<<<<

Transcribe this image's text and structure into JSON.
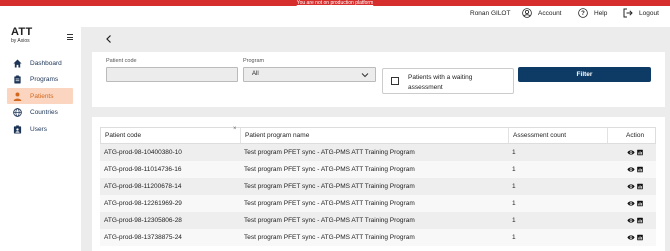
{
  "banner": {
    "text": "You are not on production platform"
  },
  "brand": {
    "name": "ATT",
    "subtitle": "by Axios"
  },
  "sidebar": {
    "items": [
      {
        "label": "Dashboard",
        "icon": "home-icon"
      },
      {
        "label": "Programs",
        "icon": "clipboard-icon"
      },
      {
        "label": "Patients",
        "icon": "person-icon"
      },
      {
        "label": "Countries",
        "icon": "globe-icon"
      },
      {
        "label": "Users",
        "icon": "badge-icon"
      }
    ],
    "active": "Patients"
  },
  "topbar": {
    "user": "Ronan GILOT",
    "account": "Account",
    "help": "Help",
    "logout": "Logout"
  },
  "filters": {
    "patient_code_label": "Patient code",
    "patient_code_value": "",
    "program_label": "Program",
    "program_value": "All",
    "waiting_label": "Patients with a waiting assessment",
    "waiting_checked": false,
    "filter_button": "Filter"
  },
  "table": {
    "headers": [
      "Patient code",
      "Patient program name",
      "Assessment count",
      "Action"
    ],
    "rows": [
      {
        "code": "ATG-prod-98-10400380-10",
        "program": "Test program PFET sync - ATG-PMS ATT Training Program",
        "count": "1"
      },
      {
        "code": "ATG-prod-98-11014736-16",
        "program": "Test program PFET sync - ATG-PMS ATT Training Program",
        "count": "1"
      },
      {
        "code": "ATG-prod-98-11200678-14",
        "program": "Test program PFET sync - ATG-PMS ATT Training Program",
        "count": "1"
      },
      {
        "code": "ATG-prod-98-12261969-29",
        "program": "Test program PFET sync - ATG-PMS ATT Training Program",
        "count": "1"
      },
      {
        "code": "ATG-prod-98-12305806-28",
        "program": "Test program PFET sync - ATG-PMS ATT Training Program",
        "count": "1"
      },
      {
        "code": "ATG-prod-98-13738875-24",
        "program": "Test program PFET sync - ATG-PMS ATT Training Program",
        "count": "1"
      }
    ]
  },
  "colors": {
    "banner": "#d62d2d",
    "primary": "#0d3b66",
    "active_nav_bg": "#fbd5c0",
    "active_nav_text": "#d2691e"
  }
}
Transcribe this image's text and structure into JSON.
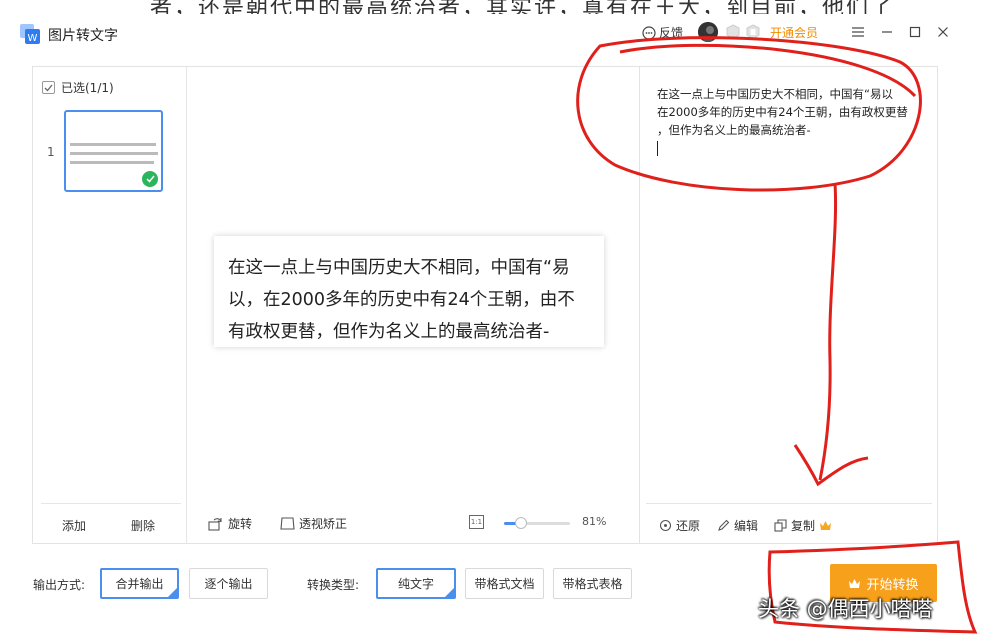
{
  "background_doc": {
    "text": "者，还是朝代中的最高统治者，其实许，真有在王大，到目前，他们了"
  },
  "app": {
    "title": "图片转文字",
    "feedback_label": "反馈",
    "vip_link": "开通会员"
  },
  "left_panel": {
    "select_all_label": "已选(1/1)",
    "thumb_number": "1",
    "add_label": "添加",
    "delete_label": "删除"
  },
  "preview": {
    "lines": [
      "在这一点上与中国历史大不相同，中国有“易",
      "以，在2000多年的历史中有24个王朝，由不",
      "有政权更替，但作为名义上的最高统治者-"
    ],
    "rotate_label": "旋转",
    "perspective_label": "透视矫正",
    "zoom_percent": 81,
    "zoom_label": "81%"
  },
  "result": {
    "lines": [
      "在这一点上与中国历史大不相同，中国有“易以",
      "在2000多年的历史中有24个王朝，由有政权更替",
      "，但作为名义上的最高统治者-"
    ],
    "restore_label": "还原",
    "edit_label": "编辑",
    "copy_label": "复制"
  },
  "options": {
    "output_mode_label": "输出方式:",
    "merge_output": "合并输出",
    "single_output": "逐个输出",
    "convert_type_label": "转换类型:",
    "plain_text": "纯文字",
    "formatted_doc": "带格式文档",
    "formatted_table": "带格式表格",
    "start_label": "开始转换"
  },
  "watermark": "头条 @偶西小嗒嗒",
  "colors": {
    "accent": "#4a8ef0",
    "vip": "#f08c00",
    "start": "#f7a01b",
    "success": "#2db55d",
    "annotation": "#e0201b"
  }
}
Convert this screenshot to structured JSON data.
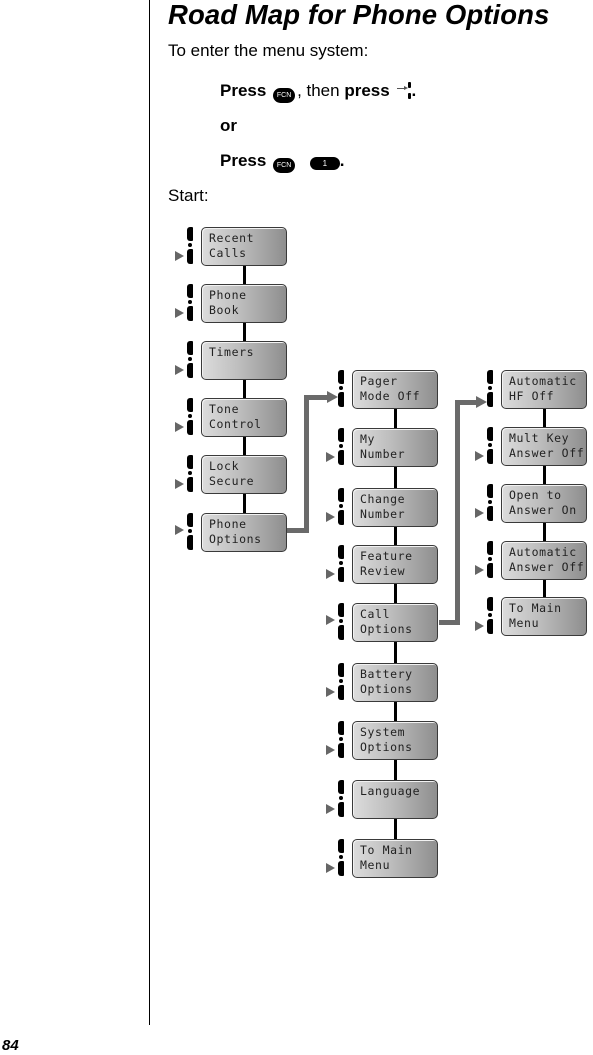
{
  "page": {
    "number": "84",
    "title": "Road Map for Phone Options",
    "intro": "To enter the menu system:",
    "instructions": [
      {
        "prefix": "Press",
        "key1": "FCN",
        "middle": ", then",
        "action": "press",
        "suffix": "."
      },
      {
        "text": "or"
      },
      {
        "prefix": "Press",
        "key1": "FCN",
        "key2": "1",
        "suffix": "."
      }
    ],
    "start_label": "Start:"
  },
  "menu": {
    "main": [
      {
        "label": "Recent\nCalls",
        "arrow": "bottom"
      },
      {
        "label": "Phone\nBook",
        "arrow": "bottom"
      },
      {
        "label": "Timers",
        "arrow": "bottom"
      },
      {
        "label": "Tone\nControl",
        "arrow": "bottom"
      },
      {
        "label": "Lock\nSecure",
        "arrow": "bottom"
      },
      {
        "label": "Phone\nOptions",
        "arrow": "middle"
      }
    ],
    "phone_options": [
      {
        "label": "Pager\nMode Off",
        "arrow": "entry"
      },
      {
        "label": "My\nNumber",
        "arrow": "bottom"
      },
      {
        "label": "Change\nNumber",
        "arrow": "bottom"
      },
      {
        "label": "Feature\nReview",
        "arrow": "bottom"
      },
      {
        "label": "Call\nOptions",
        "arrow": "middle"
      },
      {
        "label": "Battery\nOptions",
        "arrow": "bottom"
      },
      {
        "label": "System\nOptions",
        "arrow": "bottom"
      },
      {
        "label": "Language",
        "arrow": "bottom"
      },
      {
        "label": "To Main\nMenu",
        "arrow": "bottom"
      }
    ],
    "call_options": [
      {
        "label": "Automatic\nHF Off",
        "arrow": "entry"
      },
      {
        "label": "Mult Key\nAnswer Off",
        "arrow": "bottom"
      },
      {
        "label": "Open to\nAnswer On",
        "arrow": "bottom"
      },
      {
        "label": "Automatic\nAnswer Off",
        "arrow": "bottom"
      },
      {
        "label": "To Main\nMenu",
        "arrow": "bottom"
      }
    ]
  },
  "colors": {
    "connector": "#6a6a6a",
    "box_light": "#dcdcdc",
    "box_dark": "#8e8e8e",
    "text": "#000000"
  }
}
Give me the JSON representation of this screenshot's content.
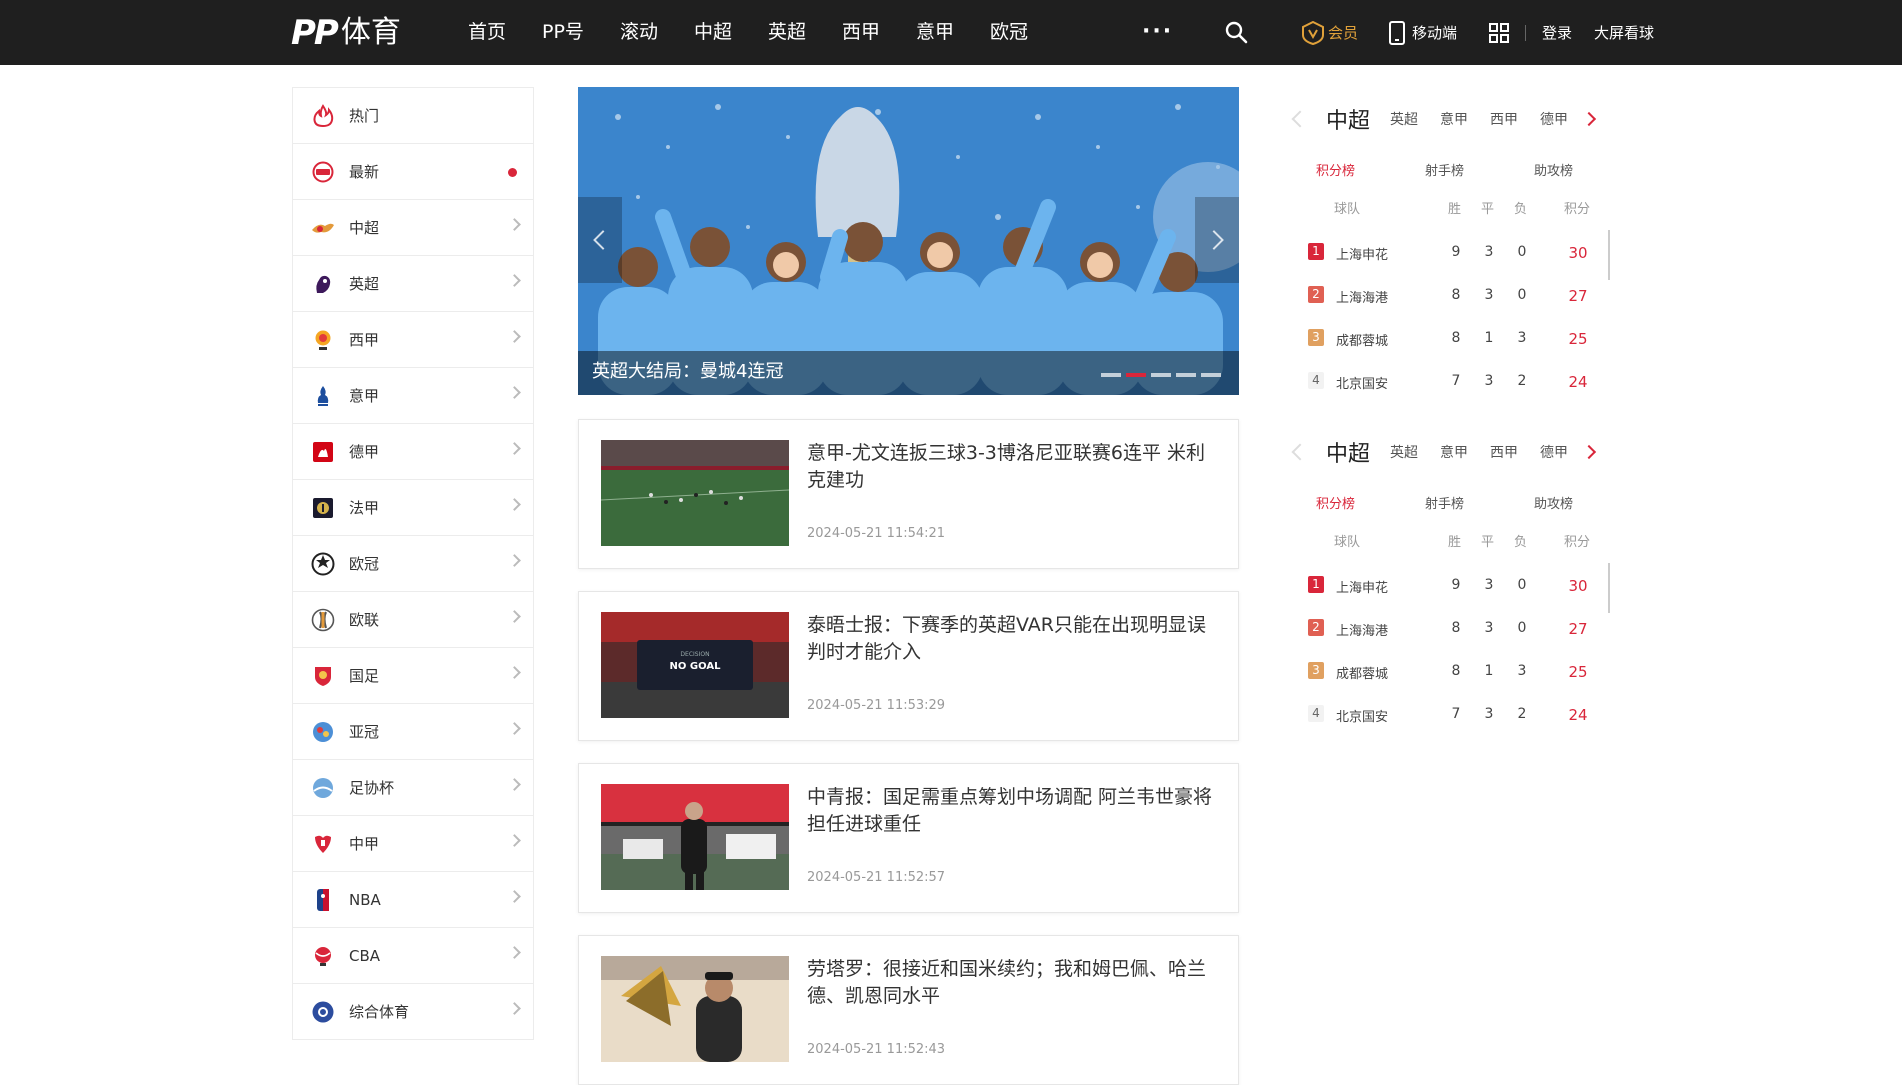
{
  "header": {
    "logo_pp": "PP",
    "logo_text": "体育",
    "nav": [
      "首页",
      "PP号",
      "滚动",
      "中超",
      "英超",
      "西甲",
      "意甲",
      "欧冠"
    ],
    "more": "···",
    "vip": "会员",
    "mobile": "移动端",
    "login": "登录",
    "bigscreen": "大屏看球"
  },
  "sidebar": {
    "items": [
      {
        "label": "热门",
        "icon": "flame-icon"
      },
      {
        "label": "最新",
        "icon": "new-badge-icon"
      },
      {
        "label": "中超",
        "icon": "csl-logo-icon"
      },
      {
        "label": "英超",
        "icon": "premier-league-lion-icon"
      },
      {
        "label": "西甲",
        "icon": "laliga-logo-icon"
      },
      {
        "label": "意甲",
        "icon": "serie-a-logo-icon"
      },
      {
        "label": "德甲",
        "icon": "bundesliga-logo-icon"
      },
      {
        "label": "法甲",
        "icon": "ligue1-logo-icon"
      },
      {
        "label": "欧冠",
        "icon": "champions-league-ball-icon"
      },
      {
        "label": "欧联",
        "icon": "europa-league-trophy-icon"
      },
      {
        "label": "国足",
        "icon": "china-national-team-icon"
      },
      {
        "label": "亚冠",
        "icon": "afc-champions-league-icon"
      },
      {
        "label": "足协杯",
        "icon": "fa-cup-icon"
      },
      {
        "label": "中甲",
        "icon": "china-league-one-icon"
      },
      {
        "label": "NBA",
        "icon": "nba-logo-icon"
      },
      {
        "label": "CBA",
        "icon": "cba-logo-icon"
      },
      {
        "label": "综合体育",
        "icon": "multi-sport-icon"
      }
    ]
  },
  "hero": {
    "title": "英超大结局：曼城4连冠",
    "active_dot": 1,
    "dots": 5
  },
  "news": [
    {
      "title": "意甲-尤文连扳三球3-3博洛尼亚联赛6连平 米利克建功",
      "time": "2024-05-21 11:54:21"
    },
    {
      "title": "泰晤士报：下赛季的英超VAR只能在出现明显误判时才能介入",
      "time": "2024-05-21 11:53:29",
      "thumb_text_top": "DECISION",
      "thumb_text": "NO GOAL"
    },
    {
      "title": "中青报：国足需重点筹划中场调配 阿兰韦世豪将担任进球重任",
      "time": "2024-05-21 11:52:57"
    },
    {
      "title": "劳塔罗：很接近和国米续约；我和姆巴佩、哈兰德、凯恩同水平",
      "time": "2024-05-21 11:52:43"
    }
  ],
  "standings_widgets": [
    {
      "tabs": [
        "中超",
        "英超",
        "意甲",
        "西甲",
        "德甲"
      ],
      "subtabs": [
        "积分榜",
        "射手榜",
        "助攻榜"
      ],
      "columns": {
        "team": "球队",
        "w": "胜",
        "d": "平",
        "l": "负",
        "pts": "积分"
      },
      "rows": [
        {
          "rank": "1",
          "team": "上海申花",
          "w": "9",
          "d": "3",
          "l": "0",
          "pts": "30"
        },
        {
          "rank": "2",
          "team": "上海海港",
          "w": "8",
          "d": "3",
          "l": "0",
          "pts": "27"
        },
        {
          "rank": "3",
          "team": "成都蓉城",
          "w": "8",
          "d": "1",
          "l": "3",
          "pts": "25"
        },
        {
          "rank": "4",
          "team": "北京国安",
          "w": "7",
          "d": "3",
          "l": "2",
          "pts": "24"
        }
      ]
    },
    {
      "tabs": [
        "中超",
        "英超",
        "意甲",
        "西甲",
        "德甲"
      ],
      "subtabs": [
        "积分榜",
        "射手榜",
        "助攻榜"
      ],
      "columns": {
        "team": "球队",
        "w": "胜",
        "d": "平",
        "l": "负",
        "pts": "积分"
      },
      "rows": [
        {
          "rank": "1",
          "team": "上海申花",
          "w": "9",
          "d": "3",
          "l": "0",
          "pts": "30"
        },
        {
          "rank": "2",
          "team": "上海海港",
          "w": "8",
          "d": "3",
          "l": "0",
          "pts": "27"
        },
        {
          "rank": "3",
          "team": "成都蓉城",
          "w": "8",
          "d": "1",
          "l": "3",
          "pts": "25"
        },
        {
          "rank": "4",
          "team": "北京国安",
          "w": "7",
          "d": "3",
          "l": "2",
          "pts": "24"
        }
      ]
    }
  ],
  "colors": {
    "accent": "#d9263a",
    "header_bg": "#1f1f1f",
    "vip": "#e0a13a"
  }
}
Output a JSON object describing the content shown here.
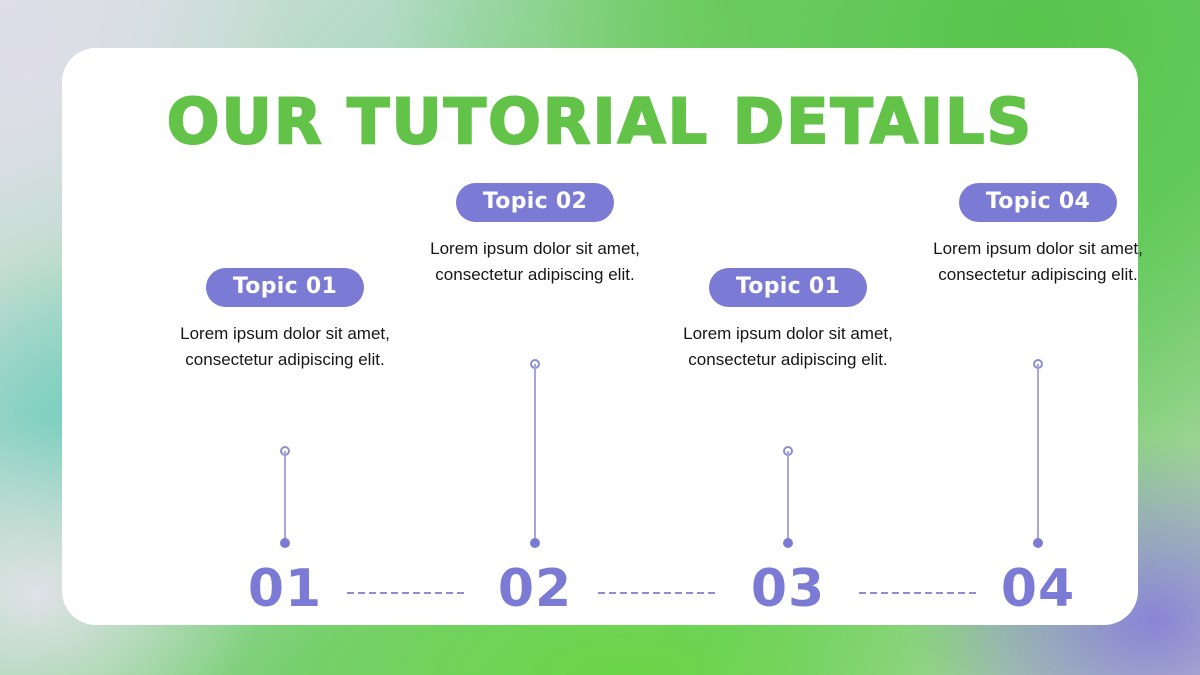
{
  "slide": {
    "title": "OUR TUTORIAL DETAILS",
    "title_color": "#63c348",
    "accent_color": "#7b7bd6",
    "card_color": "#ffffff"
  },
  "topics": [
    {
      "badge": "Topic 01",
      "description": "Lorem ipsum dolor sit amet, consectetur adipiscing elit.",
      "step": "01"
    },
    {
      "badge": "Topic 02",
      "description": "Lorem ipsum dolor sit amet, consectetur adipiscing elit.",
      "step": "02"
    },
    {
      "badge": "Topic 01",
      "description": "Lorem ipsum dolor sit amet, consectetur adipiscing elit.",
      "step": "03"
    },
    {
      "badge": "Topic 04",
      "description": "Lorem ipsum dolor sit amet, consectetur adipiscing elit.",
      "step": "04"
    }
  ]
}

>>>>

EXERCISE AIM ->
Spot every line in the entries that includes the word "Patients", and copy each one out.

REPLY ->
        "label": "Patients",
    "active": "Patients"
    "waiting_label": "Patients with a waiting assessment",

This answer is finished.